Turkish PM: CNN Reporters Are ‘Lackeys…Assigned To Work Like Spies’

Turkish Prime Minister Recep Tayyip Erdogan CREDIT: AP
Turkish Prime Minister Recep Tayyip Erdogan CREDIT: AP

Turkish Prime Minister Recep Tayyip Erdogan on Tuesday accused CNN International of assigning reporters “to work like spies” in order to subvert his regime.

Erdogan’s statements came in response to international criticism after Turkish police arrested CNN’s Ivan Watson while he was covering protests in Instanbul’s Gezi Park live on air on Saturday. Saturday’s demonstration marked the anniversary of last year’s explosive protests in Istanbul’s Gezi Park and Taksim Square, which began when police unleashed tear gas on residents staging a peaceful sit-in against the construction of a new shopping mall. As last summer’s protests grew, police lashed out with tear gas and bullets, leading to eight deaths.

Despite roadblocks and a government-ordered shut down of public transit, demonstrators turned out in force on Saturday to call attention to Erdogan’s increasingly repressive regime. Their chants of “Everywhere is Taksim, everywhere is resistance” were met with tear gas and water cannon attacks by a police force of 25,000.

In the middle of covering the clash between demonstrators and police, CNN’s Ivan Watson was kicked by police and detained for 30 minutes. “International media organizations who came to Istanbul for provocative and exaggerated broadcasts were left empty-handed,” remarked Erdogan in a conference with leading AKP party members Tuesday. Watson’s detainment and repression of the media during the protests are more likely to reflect Erdogan’s suppression of the media than discredit the “lackeys” of the international press, who the prime minister claimed to have “caught red-handed.”

“I want my people to see clearly that young people were used as pawns by internal and external traitors in the Gezi incidents,” remarked Erdogan in a television address following last year’s crackdown. First and foremost among these traitors, according to the prime minister, is the media. Calling social media “the worst menace to society,” Erdogan enacted legislation banning Twitter and YouTube in mid-March, which was met with a wave of criticism from around the world.

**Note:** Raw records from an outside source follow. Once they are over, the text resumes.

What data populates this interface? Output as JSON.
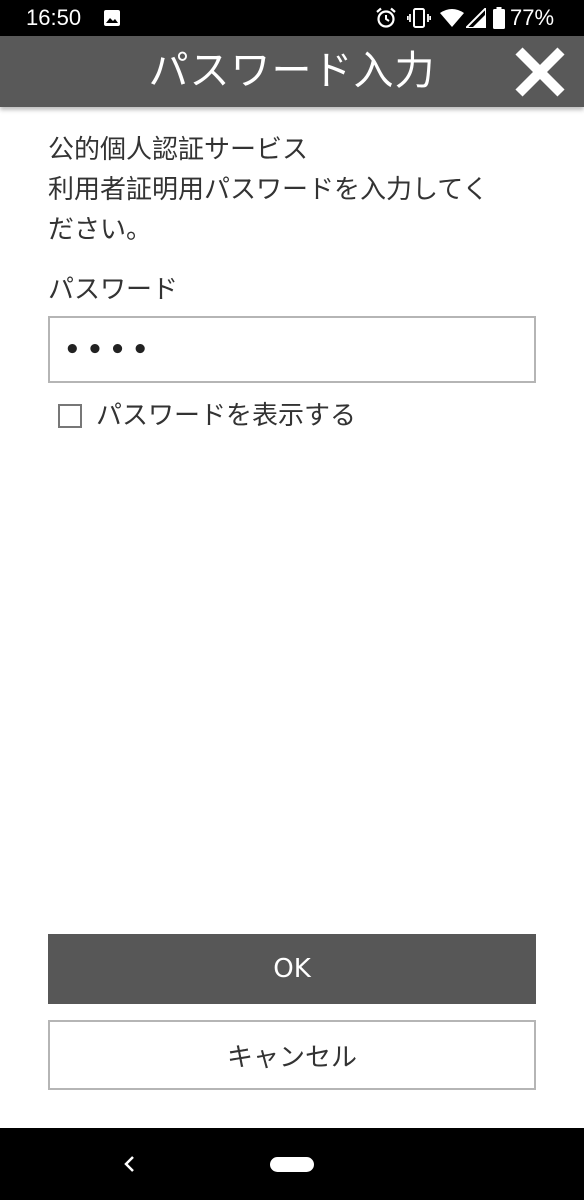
{
  "status_bar": {
    "time": "16:50",
    "battery": "77%"
  },
  "header": {
    "title": "パスワード入力"
  },
  "content": {
    "description_lines": [
      "公的個人認証サービス",
      "利用者証明用パスワードを入力してく",
      "ださい。"
    ],
    "password_label": "パスワード",
    "password_value": "••••",
    "show_password_label": "パスワードを表示する",
    "show_password_checked": false
  },
  "buttons": {
    "ok_label": "OK",
    "cancel_label": "キャンセル"
  },
  "icons": {
    "close": "close-icon",
    "back": "back-icon",
    "home": "home-pill-icon"
  },
  "colors": {
    "header_bg": "#595959",
    "ok_bg": "#575757",
    "border": "#b5b5b5"
  }
}
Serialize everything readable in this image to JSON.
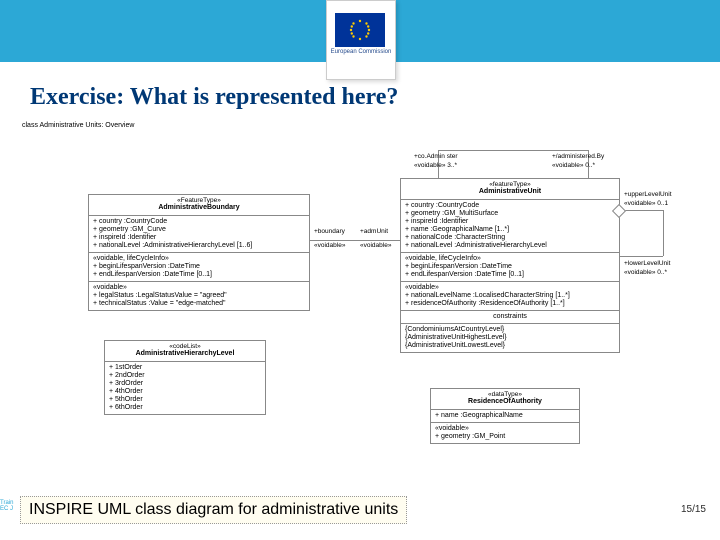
{
  "brand": {
    "logo_label": "European\nCommission"
  },
  "title": "Exercise: What is represented here?",
  "overview_label": "class Administrative Units: Overview",
  "answer": "INSPIRE UML class diagram for administrative units",
  "page": "15/15",
  "footer_partial": "Train\nEC J",
  "labels": {
    "coAdmin": "+co.Admin ster",
    "coAdmin_m": "«voidable» 3..*",
    "administeredBy": "+/administered.By",
    "administeredBy_m": "«voidable» 0..*",
    "upperUnit": "+upperLevelUnit",
    "upperUnit_m": "«voidable» 0..1",
    "lowerUnit": "+lowerLevelUnit",
    "lowerUnit_m": "«voidable» 0..*",
    "boundary": "+boundary",
    "boundary_m": "«voidable»",
    "admUnit": "+admUnit",
    "admUnit_m": "«voidable»"
  },
  "boxes": {
    "admBoundary": {
      "stereo": "«FeatureType»",
      "name": "AdministrativeBoundary",
      "attrs1": [
        "+ country :CountryCode",
        "+ geometry :GM_Curve",
        "+ inspireId :Identifier",
        "+ nationalLevel :AdministrativeHierarchyLevel [1..6]"
      ],
      "group1": "«voidable, lifeCycleInfo»",
      "attrs2": [
        "+ beginLifespanVersion :DateTime",
        "+ endLifespanVersion :DateTime [0..1]"
      ],
      "group2": "«voidable»",
      "attrs3": [
        "+ legalStatus :LegalStatusValue = \"agreed\"",
        "+ technicalStatus :Value = \"edge-matched\""
      ]
    },
    "admUnit": {
      "stereo": "«featureType»",
      "name": "AdministrativeUnit",
      "attrs1": [
        "+ country :CountryCode",
        "+ geometry :GM_MultiSurface",
        "+ inspireId :Identifier",
        "+ name :GeographicalName [1..*]",
        "+ nationalCode :CharacterString",
        "+ nationalLevel :AdministrativeHierarchyLevel"
      ],
      "group1": "«voidable, lifeCycleInfo»",
      "attrs2": [
        "+ beginLifespanVersion :DateTime",
        "+ endLifespanVersion :DateTime [0..1]"
      ],
      "group2": "«voidable»",
      "attrs3": [
        "+ nationalLevelName :LocalisedCharacterString [1..*]",
        "+ residenceOfAuthority :ResidenceOfAuthority [1..*]"
      ],
      "constraints_head": "constraints",
      "constraints": [
        "{CondominiumsAtCountryLevel}",
        "{AdministrativeUnitHighestLevel}",
        "{AdministrativeUnitLowestLevel}"
      ]
    },
    "hier": {
      "stereo": "«codeList»",
      "name": "AdministrativeHierarchyLevel",
      "items": [
        "+ 1stOrder",
        "+ 2ndOrder",
        "+ 3rdOrder",
        "+ 4thOrder",
        "+ 5thOrder",
        "+ 6thOrder"
      ]
    },
    "residence": {
      "stereo": "«dataType»",
      "name": "ResidenceOfAuthority",
      "attrs1": [
        "+ name :GeographicalName"
      ],
      "group1": "«voidable»",
      "attrs2": [
        "+ geometry :GM_Point"
      ]
    }
  }
}
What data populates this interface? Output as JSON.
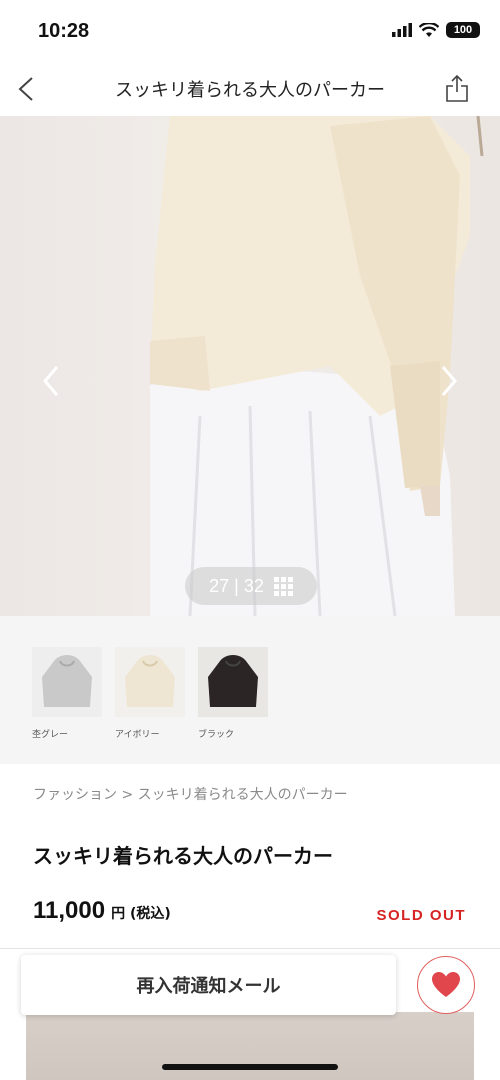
{
  "status_bar": {
    "time": "10:28",
    "battery": "100"
  },
  "nav": {
    "title": "スッキリ着られる大人のパーカー"
  },
  "gallery": {
    "counter": "27 | 32"
  },
  "swatches": [
    {
      "label": "杢グレー",
      "color": "#c9c9c9"
    },
    {
      "label": "アイボリー",
      "color": "#efe5d3"
    },
    {
      "label": "ブラック",
      "color": "#2b2526"
    }
  ],
  "breadcrumb": "ファッション > スッキリ着られる大人のパーカー",
  "product": {
    "title": "スッキリ着られる大人のパーカー",
    "price": "11,000",
    "price_unit": "円 (税込)",
    "status": "SOLD OUT"
  },
  "actions": {
    "restock_label": "再入荷通知メール"
  },
  "colors": {
    "accent_red": "#d62323",
    "heart": "#e0464b"
  }
}
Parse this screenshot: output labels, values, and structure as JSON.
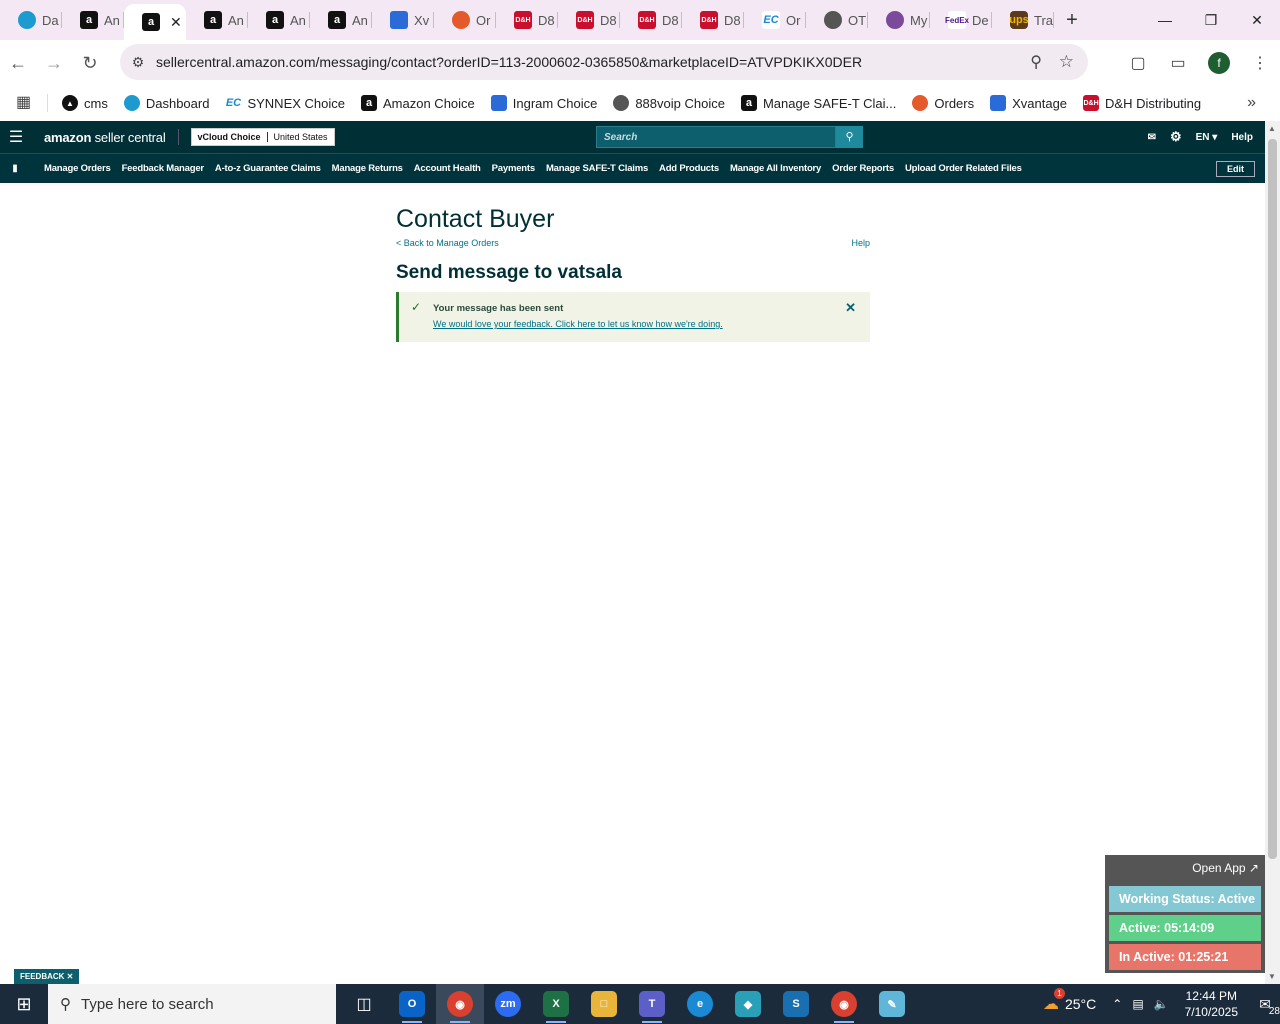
{
  "browser": {
    "tabs": [
      {
        "icon": "teal",
        "label": "Da"
      },
      {
        "icon": "amz",
        "label": "An"
      },
      {
        "icon": "amz",
        "label": "",
        "active": true
      },
      {
        "icon": "amz",
        "label": "An"
      },
      {
        "icon": "amz",
        "label": "An"
      },
      {
        "icon": "amz",
        "label": "An"
      },
      {
        "icon": "blue",
        "label": "Xv"
      },
      {
        "icon": "orange",
        "label": "Or"
      },
      {
        "icon": "dh",
        "label": "D8"
      },
      {
        "icon": "dh",
        "label": "D8"
      },
      {
        "icon": "dh",
        "label": "D8"
      },
      {
        "icon": "dh",
        "label": "D8"
      },
      {
        "icon": "ec",
        "label": "Or"
      },
      {
        "icon": "gray",
        "label": "OT"
      },
      {
        "icon": "my",
        "label": "My"
      },
      {
        "icon": "fedex",
        "label": "De"
      },
      {
        "icon": "ups",
        "label": "Tra"
      }
    ],
    "url": "sellercentral.amazon.com/messaging/contact?orderID=113-2000602-0365850&marketplaceID=ATVPDKIKX0DER",
    "profile_initial": "f",
    "bookmarks": [
      {
        "icon": "cms",
        "label": "cms"
      },
      {
        "icon": "teal",
        "label": "Dashboard"
      },
      {
        "icon": "ec",
        "label": "SYNNEX Choice"
      },
      {
        "icon": "amz",
        "label": "Amazon Choice"
      },
      {
        "icon": "blue",
        "label": "Ingram Choice"
      },
      {
        "icon": "gray",
        "label": "888voip Choice"
      },
      {
        "icon": "amz",
        "label": "Manage SAFE-T Clai..."
      },
      {
        "icon": "orange",
        "label": "Orders"
      },
      {
        "icon": "blue",
        "label": "Xvantage"
      },
      {
        "icon": "dh",
        "label": "D&H Distributing"
      }
    ]
  },
  "seller_central": {
    "logo_bold": "amazon",
    "logo_rest": " seller central",
    "store_name": "vCloud Choice",
    "store_country": "United States",
    "search_placeholder": "Search",
    "language": "EN",
    "help": "Help",
    "nav": [
      "Manage Orders",
      "Feedback Manager",
      "A-to-z Guarantee Claims",
      "Manage Returns",
      "Account Health",
      "Payments",
      "Manage SAFE-T Claims",
      "Add Products",
      "Manage All Inventory",
      "Order Reports",
      "Upload Order Related Files"
    ],
    "edit": "Edit"
  },
  "page": {
    "title": "Contact Buyer",
    "back_link": "< Back to Manage Orders",
    "help_link": "Help",
    "send_heading": "Send message to vatsala",
    "alert_title": "Your message has been sent",
    "alert_link": "We would love your feedback. Click here to let us know how we're doing."
  },
  "widget": {
    "open_app": "Open App ↗",
    "status": "Working Status: Active",
    "active": "Active: 05:14:09",
    "inactive": "In Active: 01:25:21",
    "colors": {
      "status": "#84c8d4",
      "active": "#5fd08a",
      "inactive": "#e8756a"
    }
  },
  "feedback_tab": "FEEDBACK ✕",
  "taskbar": {
    "search_placeholder": "Type here to search",
    "temperature": "25°C",
    "time": "12:44 PM",
    "date": "7/10/2025",
    "notification_count": "28",
    "weather_badge": "1"
  }
}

Both bans have since been overturned by Turkey’s top court, but freedom of the press in Turkey remains dismal. In the Center for Protection of Journalists’ 2013 Prison Census, CPJ reported that Turkey was the world’s leading jailer of journalists for the second year in a row. While Edrogan’s government released a few high-profile detainees in March, Turkey still holds 21 journalists behind bars.

On Saturday, a senior official of the Turkish government stated Erdogan would run for reelection in the country’s presidential election in August, which would see his rule extended to 2023. There is currently no opposition candidate in place to run against him.